The NASA Open Innovation projects develop challenges that seek innovative solutions to research and technology problems that impact human health and performance in short and long duration human spaceflight. The challenges are offered through organizations (InnoCentive and Yet2.com) that offer challenges to a national and international community of potential solvers. A third pilot project was established with TopCoder and Harvard Business School to evaluate an open source code competition. These are pilot projects to determine the effectiveness of open innovation in solving NASA research and technology problems.
The NASA Space Life Sciences developed a strategy in 2007 to pursue external alliances to establish a balanced portfolio of research and technology solutions for human health and performance during human space flight. We sought expertise from academia in mapping research and technology needs or gaps to the best possible collaborative strategy. One strategy that clearly emerged was the use of open innovation service providers to seek solutions to challenges external to NASA.
Open innovation was defined by Henry Chesbrough, a professor and executive director at the Center for Open Innovation at UC Berkeley, as "a paradigm that assumes that firms can and should use external ideas as well as internal ideas, and internal and external paths to market, as the firms look to advance their technology." This open innovation strategy requires NASA to refine problems in the research and technology portfolio into challenge statements that can be addressed by a wide variety of disciplines and technical expertise external to NASA. In this way, NASA seeks to obtain innovative technology, research, service, and software code solutions through the extended community. Each pilot project has a different means of seeking and rewarding winning solutions.
We have created the NASA Innovation Pavilion on the InnoCentive open innovation platform, which, to date, has had four challenges (three from Johnson Space Center and one from Langley Research Center). In 2009, we developed an open source competition on the TopCoder community resulting in the writing of 3,500 lines of code and drew more than 1,800 entrants for the posted NASA challenge. These results are currently undergoing evaluation.
Later in 2010, we will have completed the pilot projects and will have recommendations for the further use of open innovation challenges to solve research and technology problems for NASA. These recommendations will evaluate the yield of solutions obtained versus the costs of using these open innovation tools (costs may include the actual service cost, time for personnel to be engaged in the process, training time, etc). These recommendations could then include useful metrics for the further use and evaluation of these tools. Potential solutions are provided to the government through open innovation service providers using a variety of business models, but all cost much less than traditional methods of seeking research and technology solutions. A second value to this approach is the rapid development, posting and solution time of weeks for finding potential solutions, instead of months or years required using more traditional means.

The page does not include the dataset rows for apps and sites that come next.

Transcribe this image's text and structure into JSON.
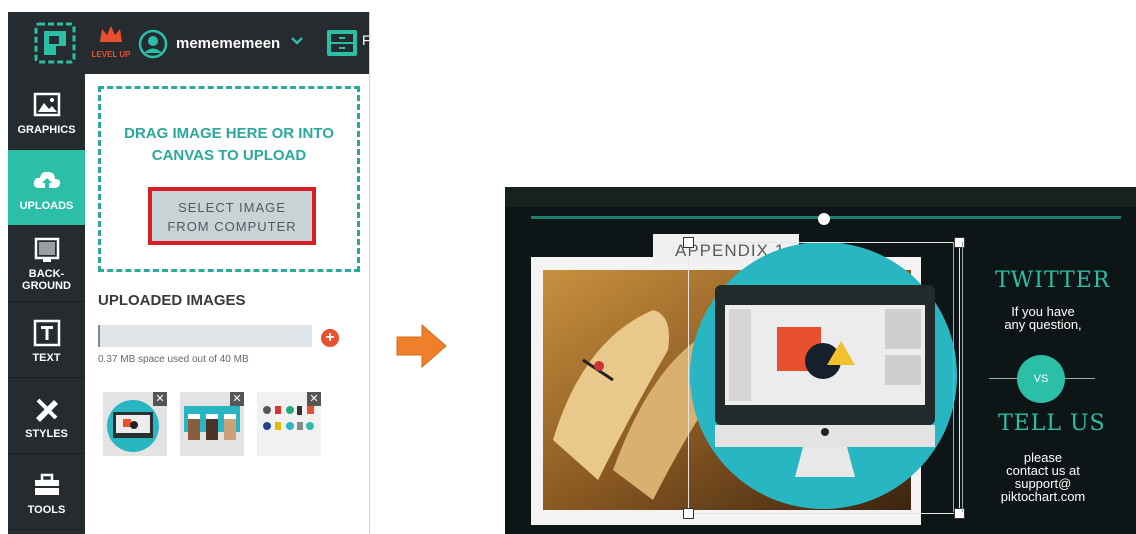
{
  "topbar": {
    "level_up_label": "LEVEL UP",
    "username": "memememeen",
    "caret": "⌄",
    "edge_glyph": "F"
  },
  "sidenav": {
    "items": [
      {
        "label": "GRAPHICS",
        "icon": "image-icon"
      },
      {
        "label": "UPLOADS",
        "icon": "cloud-upload-icon",
        "active": true
      },
      {
        "label": "BACK-\nGROUND",
        "label_line1": "BACK-",
        "label_line2": "GROUND",
        "icon": "background-icon"
      },
      {
        "label": "TEXT",
        "icon": "text-icon"
      },
      {
        "label": "STYLES",
        "icon": "styles-icon"
      },
      {
        "label": "TOOLS",
        "icon": "toolbox-icon"
      }
    ]
  },
  "upload_panel": {
    "drop_text_line1": "DRAG IMAGE HERE OR INTO",
    "drop_text_line2": "CANVAS TO UPLOAD",
    "select_line1": "SELECT IMAGE",
    "select_line2": "FROM COMPUTER",
    "uploaded_heading": "UPLOADED IMAGES",
    "add_label": "+",
    "storage_used": 0.37,
    "storage_total": 40,
    "space_text": "0.37 MB space used out of 40 MB",
    "remove_label": "✕"
  },
  "canvas": {
    "appendix": "APPENDIX 1",
    "twitter_heading": "TWITTER",
    "question_line1": "If you have",
    "question_line2": "any question,",
    "vs": "VS",
    "tellus_heading": "TELL US",
    "contact_line1": "please",
    "contact_line2": "contact us at",
    "contact_line3": "support@",
    "contact_line4": "piktochart.com"
  },
  "colors": {
    "accent": "#2bbfa7",
    "dark": "#252b2e",
    "highlight": "#d71f2a",
    "orange": "#e8502e",
    "arrow": "#ef7f2a"
  }
}
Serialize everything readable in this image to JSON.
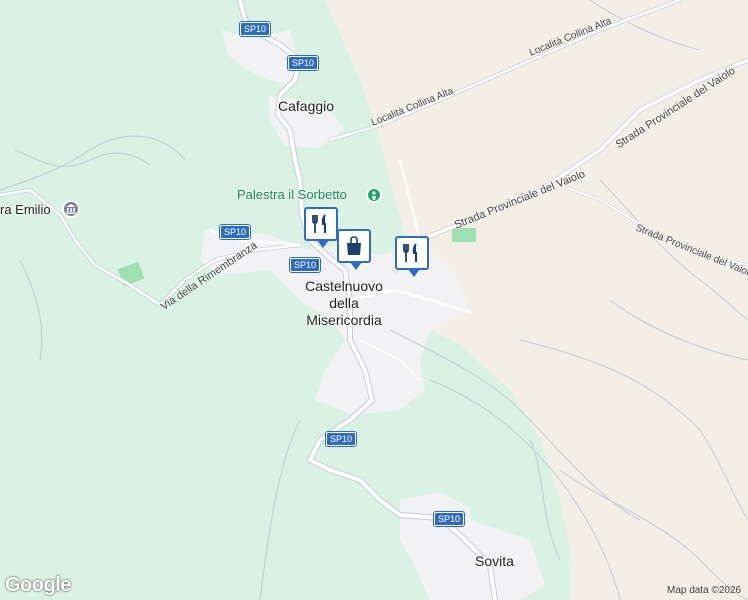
{
  "map": {
    "colors": {
      "forest": "#d9f2e4",
      "farmland": "#f4efe6",
      "urban": "#f2f2f4",
      "road": "#ffffff",
      "road_outline": "#c8ccd6",
      "shield": "#2e6cc2",
      "park": "#9ee0b0"
    },
    "places": {
      "cafaggio": "Cafaggio",
      "castelnuovo": "Castelnuovo\ndella\nMisericordia",
      "sovita": "Sovita",
      "emilio": "ra Emilio"
    },
    "roads": {
      "collina_alta_1": "Località Collina Alta",
      "collina_alta_2": "Località Collina Alta",
      "vaiolo_1": "Strada Provinciale del Vaiolo",
      "vaiolo_2": "Strada Provinciale del Vaiolo",
      "vaiolo_3": "Strada Provinciale del Vaiolo",
      "rimembranza": "Via della Rimembranza"
    },
    "shields": [
      "SP10",
      "SP10",
      "SP10",
      "SP10",
      "SP10",
      "SP10"
    ],
    "pois": {
      "palestra": "Palestra il Sorbetto"
    },
    "icons": [
      "restaurant-icon",
      "shopping-bag-icon",
      "restaurant-icon",
      "fitness-icon",
      "museum-icon"
    ]
  },
  "footer": {
    "logo": "Google",
    "credit": "Map data ©2026"
  }
}
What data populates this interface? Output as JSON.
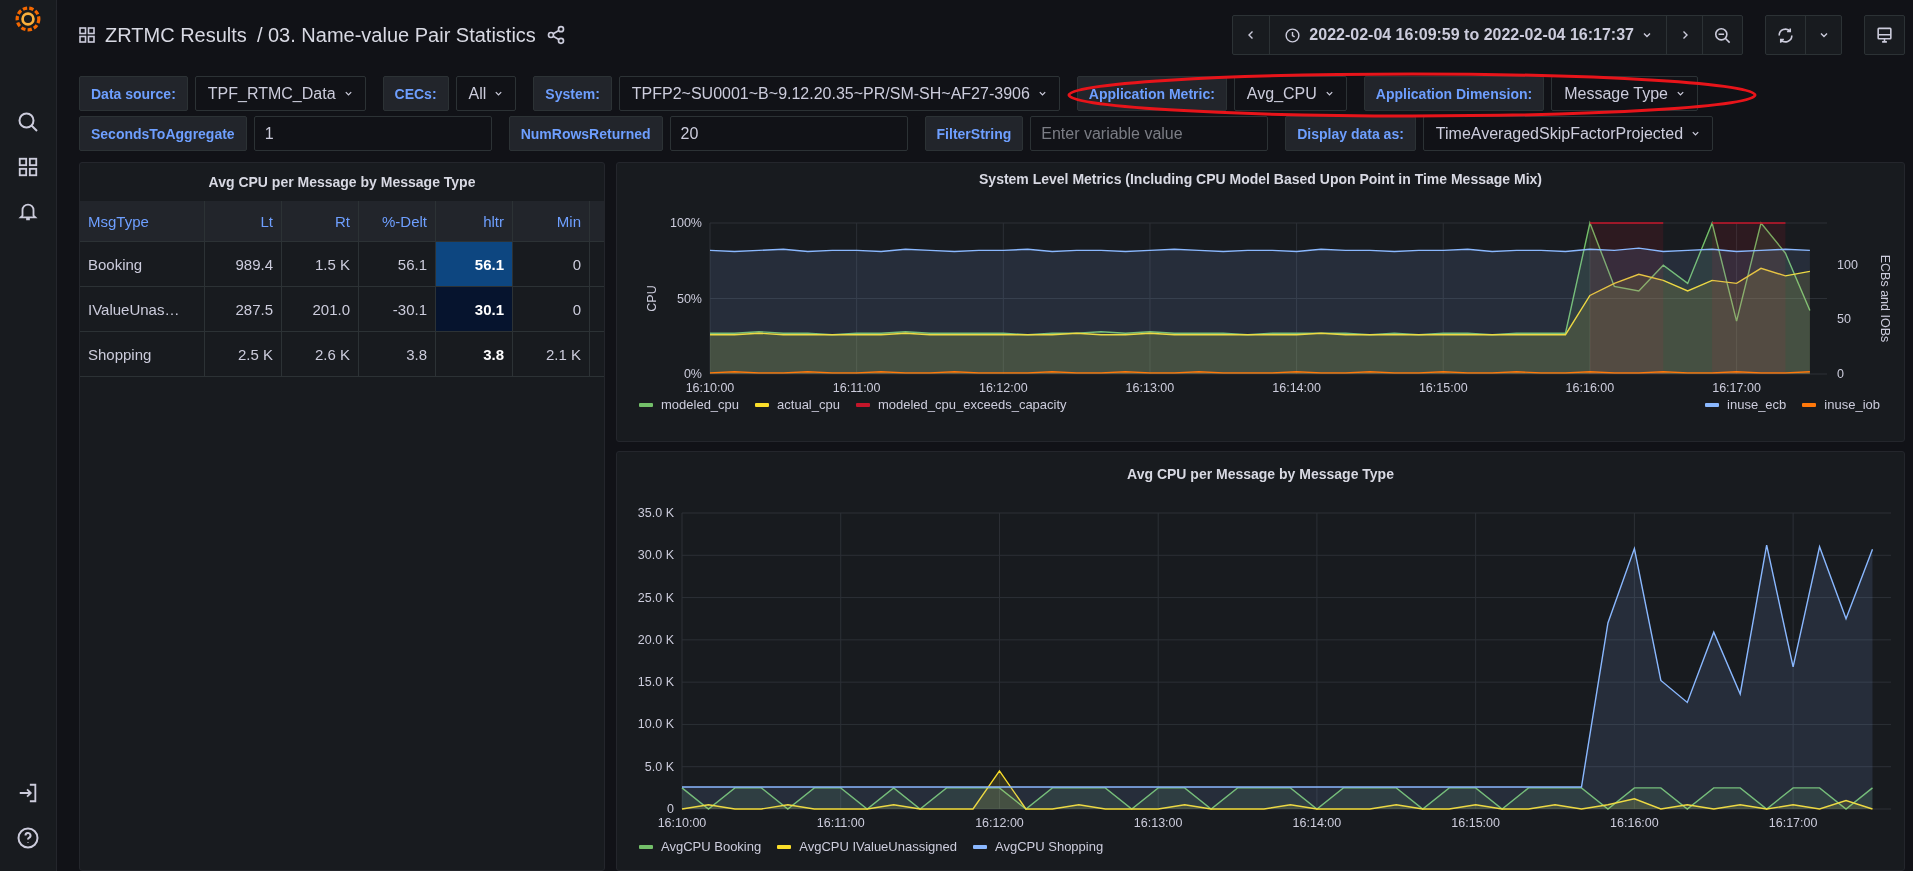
{
  "breadcrumb": {
    "folder": "ZRTMC Results",
    "dashboard": "/ 03. Name-value Pair Statistics"
  },
  "time_range": "2022-02-04 16:09:59 to 2022-02-04 16:17:37",
  "variables": [
    [
      {
        "label": "Data source:",
        "kind": "select",
        "value": "TPF_RTMC_Data"
      },
      {
        "label": "CECs:",
        "kind": "select",
        "value": "All"
      },
      {
        "label": "System:",
        "kind": "select",
        "value": "TPFP2~SU0001~B~9.12.20.35~PR/SM-SH~AF27-3906"
      },
      {
        "label": "Application Metric:",
        "kind": "select",
        "value": "Avg_CPU"
      },
      {
        "label": "Application Dimension:",
        "kind": "select",
        "value": "Message Type"
      }
    ],
    [
      {
        "label": "SecondsToAggregate",
        "kind": "text",
        "value": "1"
      },
      {
        "label": "NumRowsReturned",
        "kind": "text",
        "value": "20"
      },
      {
        "label": "FilterString",
        "kind": "text",
        "placeholder": "Enter variable value"
      },
      {
        "label": "Display data as:",
        "kind": "select",
        "value": "TimeAveragedSkipFactorProjected"
      }
    ]
  ],
  "table": {
    "title": "Avg CPU per Message by Message Type",
    "columns": [
      "MsgType",
      "Lt",
      "Rt",
      "%-Delt",
      "hltr",
      "Min"
    ],
    "rows": [
      {
        "cells": [
          "Booking",
          "989.4",
          "1.5 K",
          "56.1",
          "56.1",
          "0"
        ],
        "color": "#0d4680"
      },
      {
        "cells": [
          "IValueUnas…",
          "287.5",
          "201.0",
          "-30.1",
          "30.1",
          "0"
        ],
        "color": "#06142e"
      },
      {
        "cells": [
          "Shopping",
          "2.5 K",
          "2.6 K",
          "3.8",
          "3.8",
          "2.1 K"
        ]
      }
    ]
  },
  "charts": [
    {
      "title": "System Level Metrics (Including CPU Model Based Upon Point in Time Message Mix)",
      "chart_data": {
        "type": "area",
        "grid": true,
        "ylabel": "CPU",
        "y2label": "ECBs and IOBs",
        "categories": [
          "16:10:00",
          null,
          null,
          null,
          null,
          null,
          "16:11:00",
          null,
          null,
          null,
          null,
          null,
          "16:12:00",
          null,
          null,
          null,
          null,
          null,
          "16:13:00",
          null,
          null,
          null,
          null,
          null,
          "16:14:00",
          null,
          null,
          null,
          null,
          null,
          "16:15:00",
          null,
          null,
          null,
          null,
          null,
          "16:16:00",
          null,
          null,
          null,
          null,
          null,
          "16:17:00",
          null,
          null,
          null
        ],
        "ylim": [
          0,
          100
        ],
        "yticks": [
          {
            "value": 0,
            "label": "0%"
          },
          {
            "value": 50,
            "label": "50%"
          },
          {
            "value": 100,
            "label": "100%"
          }
        ],
        "y2lim": [
          0,
          138
        ],
        "y2ticks": [
          0,
          50,
          100
        ],
        "series": [
          {
            "name": "modeled_cpu",
            "color": "#73bf69",
            "values": [
              27,
              27,
              28,
              27,
              27,
              26,
              27,
              27,
              28,
              27,
              27,
              27,
              27,
              26,
              27,
              27,
              28,
              27,
              28,
              27,
              27,
              27,
              26,
              27,
              27,
              27,
              27,
              26,
              27,
              26,
              27,
              27,
              26,
              27,
              27,
              27,
              100,
              58,
              55,
              72,
              60,
              100,
              35,
              100,
              80,
              42
            ]
          },
          {
            "name": "actual_cpu",
            "color": "#fade2a",
            "values": [
              26,
              26,
              27,
              26,
              26,
              26,
              26,
              26,
              27,
              26,
              26,
              26,
              26,
              26,
              26,
              27,
              26,
              26,
              27,
              26,
              26,
              26,
              26,
              26,
              26,
              27,
              26,
              26,
              26,
              26,
              26,
              26,
              26,
              26,
              26,
              26,
              52,
              60,
              66,
              62,
              55,
              62,
              60,
              70,
              65,
              68
            ]
          },
          {
            "name": "modeled_cpu_exceeds_capacity",
            "color": "#c4162a",
            "values": [
              null,
              null,
              null,
              null,
              null,
              null,
              null,
              null,
              null,
              null,
              null,
              null,
              null,
              null,
              null,
              null,
              null,
              null,
              null,
              null,
              null,
              null,
              null,
              null,
              null,
              null,
              null,
              null,
              null,
              null,
              null,
              null,
              null,
              null,
              null,
              null,
              100,
              100,
              100,
              100,
              null,
              100,
              100,
              100,
              100,
              null
            ]
          },
          {
            "name": "inuse_ecb",
            "color": "#8ab8ff",
            "axis": "y2",
            "values": [
              113,
              112,
              113,
              114,
              112,
              113,
              113,
              112,
              114,
              113,
              112,
              113,
              113,
              114,
              112,
              113,
              113,
              112,
              113,
              114,
              113,
              112,
              113,
              113,
              112,
              114,
              113,
              113,
              112,
              113,
              113,
              114,
              112,
              113,
              113,
              112,
              114,
              113,
              115,
              112,
              113,
              114,
              112,
              113,
              114,
              113
            ]
          },
          {
            "name": "inuse_iob",
            "color": "#ff780a",
            "axis": "y2",
            "values": [
              1,
              2,
              1,
              1,
              2,
              1,
              1,
              2,
              1,
              1,
              2,
              1,
              1,
              1,
              2,
              1,
              1,
              2,
              1,
              1,
              2,
              1,
              1,
              1,
              2,
              1,
              1,
              2,
              1,
              1,
              2,
              1,
              1,
              2,
              1,
              1,
              2,
              1,
              1,
              2,
              1,
              1,
              2,
              1,
              1,
              2
            ]
          }
        ]
      }
    },
    {
      "title": "Avg CPU per Message by Message Type",
      "chart_data": {
        "type": "area",
        "grid": true,
        "categories": [
          "16:10:00",
          null,
          null,
          null,
          null,
          null,
          "16:11:00",
          null,
          null,
          null,
          null,
          null,
          "16:12:00",
          null,
          null,
          null,
          null,
          null,
          "16:13:00",
          null,
          null,
          null,
          null,
          null,
          "16:14:00",
          null,
          null,
          null,
          null,
          null,
          "16:15:00",
          null,
          null,
          null,
          null,
          null,
          "16:16:00",
          null,
          null,
          null,
          null,
          null,
          "16:17:00",
          null,
          null,
          null
        ],
        "ylim": [
          0,
          35000
        ],
        "yticks": [
          {
            "value": 0,
            "label": "0"
          },
          {
            "value": 5000,
            "label": "5.0 K"
          },
          {
            "value": 10000,
            "label": "10.0 K"
          },
          {
            "value": 15000,
            "label": "15.0 K"
          },
          {
            "value": 20000,
            "label": "20.0 K"
          },
          {
            "value": 25000,
            "label": "25.0 K"
          },
          {
            "value": 30000,
            "label": "30.0 K"
          },
          {
            "value": 35000,
            "label": "35.0 K"
          }
        ],
        "series": [
          {
            "name": "AvgCPU Booking",
            "color": "#73bf69",
            "values": [
              2500,
              0,
              2500,
              2500,
              0,
              2500,
              2500,
              0,
              2500,
              0,
              2500,
              2500,
              2500,
              0,
              2500,
              2500,
              2500,
              0,
              2500,
              2500,
              0,
              2500,
              2500,
              2500,
              0,
              2500,
              2500,
              2500,
              0,
              2500,
              2500,
              0,
              2500,
              2500,
              2500,
              0,
              2500,
              2500,
              0,
              2500,
              2500,
              0,
              2500,
              2500,
              0,
              2500
            ]
          },
          {
            "name": "AvgCPU IValueUnassigned",
            "color": "#fade2a",
            "values": [
              0,
              500,
              0,
              0,
              500,
              0,
              0,
              0,
              500,
              0,
              0,
              0,
              4500,
              0,
              0,
              500,
              0,
              0,
              0,
              500,
              0,
              0,
              0,
              500,
              0,
              0,
              0,
              500,
              0,
              0,
              500,
              0,
              0,
              500,
              0,
              500,
              1200,
              0,
              500,
              0,
              500,
              0,
              500,
              0,
              1000,
              0
            ]
          },
          {
            "name": "AvgCPU Shopping",
            "color": "#8ab8ff",
            "values": [
              2600,
              2600,
              2600,
              2600,
              2600,
              2600,
              2600,
              2600,
              2600,
              2600,
              2600,
              2600,
              2600,
              2600,
              2600,
              2600,
              2600,
              2600,
              2600,
              2600,
              2600,
              2600,
              2600,
              2600,
              2600,
              2600,
              2600,
              2600,
              2600,
              2600,
              2600,
              2600,
              2600,
              2600,
              2600,
              22000,
              30800,
              15200,
              12600,
              20900,
              13600,
              31200,
              16800,
              31000,
              22500,
              30700
            ]
          }
        ]
      }
    }
  ]
}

In order to use open innovation pilot projects, NASA must be transparent in articulating a current challenge for human spaceflight and other challenges facing NASA. These models are inherently participatory as large and diverse communities of solvers around the world may pose a potential solution to a challenge. Depending on the type of pilot project, solvers may collaborate on a solution or establish a partnership with NASA to develop the proposed deliverable. These pilot projects greatly diversify the number of potential external collaborators for NASA.